Lymphovascular invasion (LVI) is associated with increased mortality risk among patients undergoing surgery for nonmetastatic renal cell carcinoma (RCC), recent study findings suggest.
The 5-year overall survival (OS) rate was significantly lower in the LVI than no-LVI group (65% vs 86%), a team led by Firas Abdollah, MD, of Vattikuti Urology Institute for Outcomes Research, Analytics, and Evaluation at Henry Ford Hospital in Detroit, Michigan, reported in Urologic Oncology. The 5-year OS rate for patients with LVI vs no LVI was 64% vs 78% among pN0 patients, 31% vs 41% among pN1 patients, and 69% vs 87% among pNx patients.

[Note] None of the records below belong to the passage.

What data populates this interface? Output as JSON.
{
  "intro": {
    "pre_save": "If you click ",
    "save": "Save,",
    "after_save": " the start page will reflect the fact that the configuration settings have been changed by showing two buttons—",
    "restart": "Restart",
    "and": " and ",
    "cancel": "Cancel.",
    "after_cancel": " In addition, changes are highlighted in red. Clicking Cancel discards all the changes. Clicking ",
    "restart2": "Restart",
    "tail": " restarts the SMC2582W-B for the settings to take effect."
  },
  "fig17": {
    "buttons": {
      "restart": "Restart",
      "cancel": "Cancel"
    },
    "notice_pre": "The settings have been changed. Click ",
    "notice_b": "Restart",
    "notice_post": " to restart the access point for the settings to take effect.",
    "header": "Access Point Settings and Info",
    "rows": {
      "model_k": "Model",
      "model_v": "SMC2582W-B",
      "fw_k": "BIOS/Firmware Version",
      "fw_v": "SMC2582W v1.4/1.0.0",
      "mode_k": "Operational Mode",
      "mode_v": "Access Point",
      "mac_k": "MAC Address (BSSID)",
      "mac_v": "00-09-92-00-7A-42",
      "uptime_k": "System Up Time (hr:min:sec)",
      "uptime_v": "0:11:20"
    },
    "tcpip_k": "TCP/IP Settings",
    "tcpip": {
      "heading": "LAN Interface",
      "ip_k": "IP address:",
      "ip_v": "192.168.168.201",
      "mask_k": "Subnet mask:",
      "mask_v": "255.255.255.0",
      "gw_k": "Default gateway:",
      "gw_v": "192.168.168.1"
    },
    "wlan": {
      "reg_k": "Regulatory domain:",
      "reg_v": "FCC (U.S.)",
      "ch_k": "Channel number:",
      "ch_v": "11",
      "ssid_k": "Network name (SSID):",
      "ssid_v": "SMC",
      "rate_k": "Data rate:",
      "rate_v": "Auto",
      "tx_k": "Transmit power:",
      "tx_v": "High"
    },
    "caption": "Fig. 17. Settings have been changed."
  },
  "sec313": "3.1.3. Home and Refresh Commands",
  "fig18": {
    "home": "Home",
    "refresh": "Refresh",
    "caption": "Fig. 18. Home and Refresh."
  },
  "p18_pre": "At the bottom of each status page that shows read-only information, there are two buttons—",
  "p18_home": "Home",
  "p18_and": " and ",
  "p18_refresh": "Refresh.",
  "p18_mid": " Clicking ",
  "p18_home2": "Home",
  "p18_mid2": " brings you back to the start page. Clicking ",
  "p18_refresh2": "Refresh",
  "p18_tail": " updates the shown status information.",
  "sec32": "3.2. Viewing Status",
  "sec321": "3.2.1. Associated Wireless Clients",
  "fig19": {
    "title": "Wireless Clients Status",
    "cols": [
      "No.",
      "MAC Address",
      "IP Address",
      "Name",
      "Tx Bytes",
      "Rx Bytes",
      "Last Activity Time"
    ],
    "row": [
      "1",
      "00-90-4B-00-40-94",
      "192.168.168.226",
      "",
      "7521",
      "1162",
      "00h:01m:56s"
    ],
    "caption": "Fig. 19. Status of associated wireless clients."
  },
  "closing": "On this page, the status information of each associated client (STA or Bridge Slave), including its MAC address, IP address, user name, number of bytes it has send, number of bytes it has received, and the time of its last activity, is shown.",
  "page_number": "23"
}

Compared with patients without LVI, those with LVI had a significant 36% increased risk for death after adjusting for multiple variables. Those with LVI and pN0 disease also had a significant 36% increased risk for death, and patients with LVI and pNx disease had a significant 46% increased risk. Patients with LVI and pN1 disease had a non-significant 18% higher risk.
“Our findings are the first, to our best knowledge, to illustrate the clear detrimental impact of LVI on OS in surgically treated RCC patients,” Dr Abdollah and colleagues concluded. “These findings might be useful in postoperative patient counseling and need to be accounted for when designing future clinical trials.”
The investigators studied 95,783 patients in the National Cancer Database who underwent partial or radical nephrectomy. Patients had a mean age of 59 years, and 72.2% had pT1 stage disease. The mean renal mass size was 49.6 mm. Overall, 9.0% of patients had LVI. The mean follow-up duration was 39 months. With regard to nodal status, 14.5%, 2.3%, and 83.3% of patients were pN0, pN1, and pNx, respectively.
Rakic I, Rakic N, Stephens A, et al. Assessing the impact of lymphovascular invasion on overall survival in surgically treated renal cell carcinoma patients: a nationwide cohort analysis. Urol Oncol. Published online August 23, 2023. doi:10.1016/j.urolonc.2023.07.011